*Given data*
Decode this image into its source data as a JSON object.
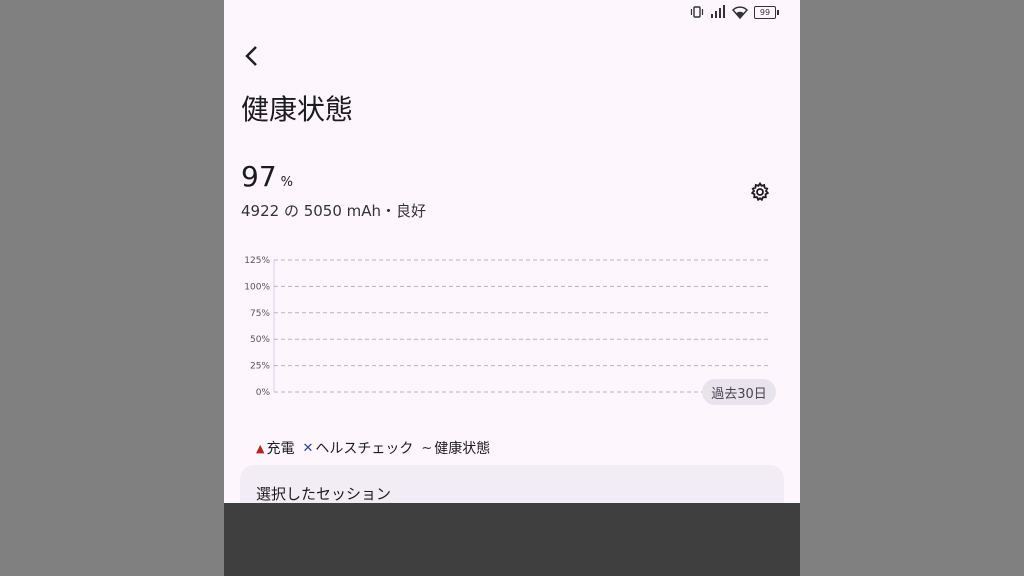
{
  "status_bar": {
    "icons": [
      "vibrate-icon",
      "signal-icon",
      "wifi-icon"
    ],
    "battery_level": "99"
  },
  "header": {
    "title": "健康状態"
  },
  "battery": {
    "percent": "97",
    "percent_unit": "%",
    "capacity_text": "4922 の 5050 mAh・良好"
  },
  "range_chip": {
    "label": "過去30日"
  },
  "legend": [
    {
      "marker": "▲",
      "label": "充電"
    },
    {
      "marker": "✕",
      "label": "ヘルスチェック"
    },
    {
      "marker": "~",
      "label": "健康状態"
    }
  ],
  "session_card": {
    "title": "選択したセッション"
  },
  "colors": {
    "background": "#fdf7fd",
    "charge_marker": "#b3261e",
    "healthcheck_marker": "#2e3c9a",
    "chip_bg": "#e9e3ec"
  },
  "chart_data": {
    "type": "line",
    "y_ticks": [
      "125%",
      "100%",
      "75%",
      "50%",
      "25%",
      "0%"
    ],
    "ylim": [
      0,
      125
    ],
    "grid": true,
    "series": []
  }
}
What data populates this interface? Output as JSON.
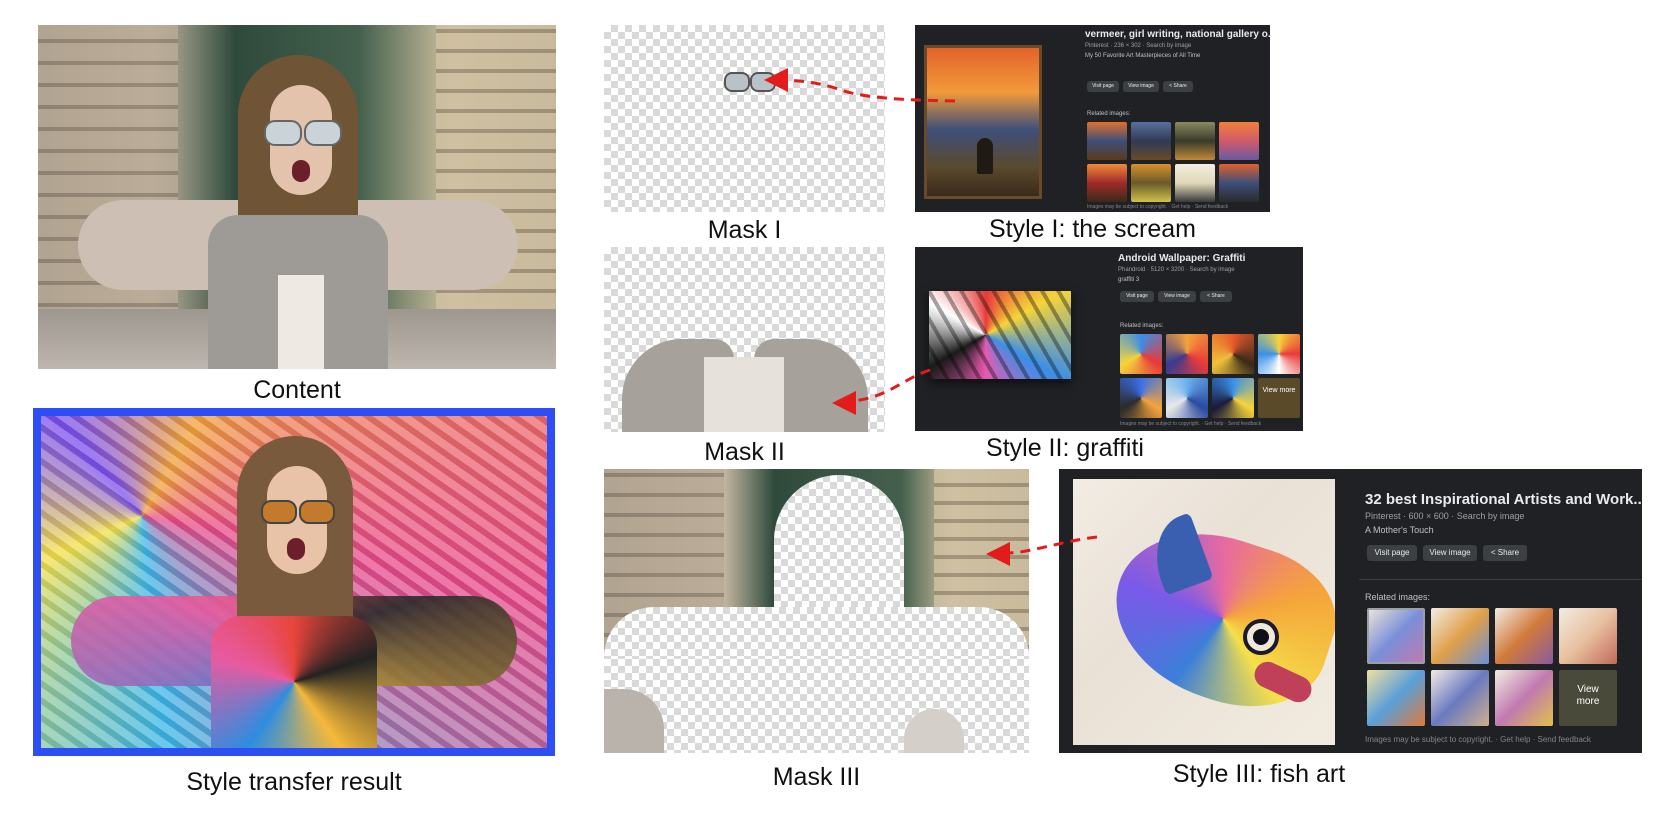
{
  "captions": {
    "content": "Content",
    "result": "Style transfer result",
    "mask1": "Mask I",
    "mask2": "Mask II",
    "mask3": "Mask III",
    "style1": "Style I: the scream",
    "style2": "Style II: graffiti",
    "style3": "Style III: fish art"
  },
  "style1_panel": {
    "title": "vermeer, girl writing, national gallery o...",
    "meta": "Pinterest · 236 × 302 · Search by image",
    "subtitle": "My 50 Favorite Art Masterpieces of All Time",
    "buttons": [
      "Visit page",
      "View image",
      "Share"
    ],
    "related": "Related images:",
    "footer": "Images may be subject to copyright. · Get help · Send feedback"
  },
  "style2_panel": {
    "title": "Android Wallpaper: Graffiti",
    "meta": "Phandroid · 5120 × 3200 · Search by image",
    "subtitle": "graffiti 3",
    "buttons": [
      "Visit page",
      "View image",
      "Share"
    ],
    "related": "Related images:",
    "view_more": "View more",
    "footer": "Images may be subject to copyright. · Get help · Send feedback"
  },
  "style3_panel": {
    "title": "32 best Inspirational Artists and Work...",
    "meta": "Pinterest · 600 × 600 · Search by image",
    "subtitle": "A Mother's Touch",
    "buttons": [
      "Visit page",
      "View image",
      "Share"
    ],
    "related": "Related images:",
    "view_more": "View more",
    "footer": "Images may be subject to copyright. · Get help · Send feedback"
  },
  "colors": {
    "result_border": "#2d4ef5",
    "arrow": "#e21b1b",
    "panel_bg": "#202124"
  }
}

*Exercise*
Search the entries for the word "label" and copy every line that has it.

*Output of the task*
    "label": "過去30日"
      "label": "充電"
      "label": "ヘルスチェック"
      "label": "健康状態"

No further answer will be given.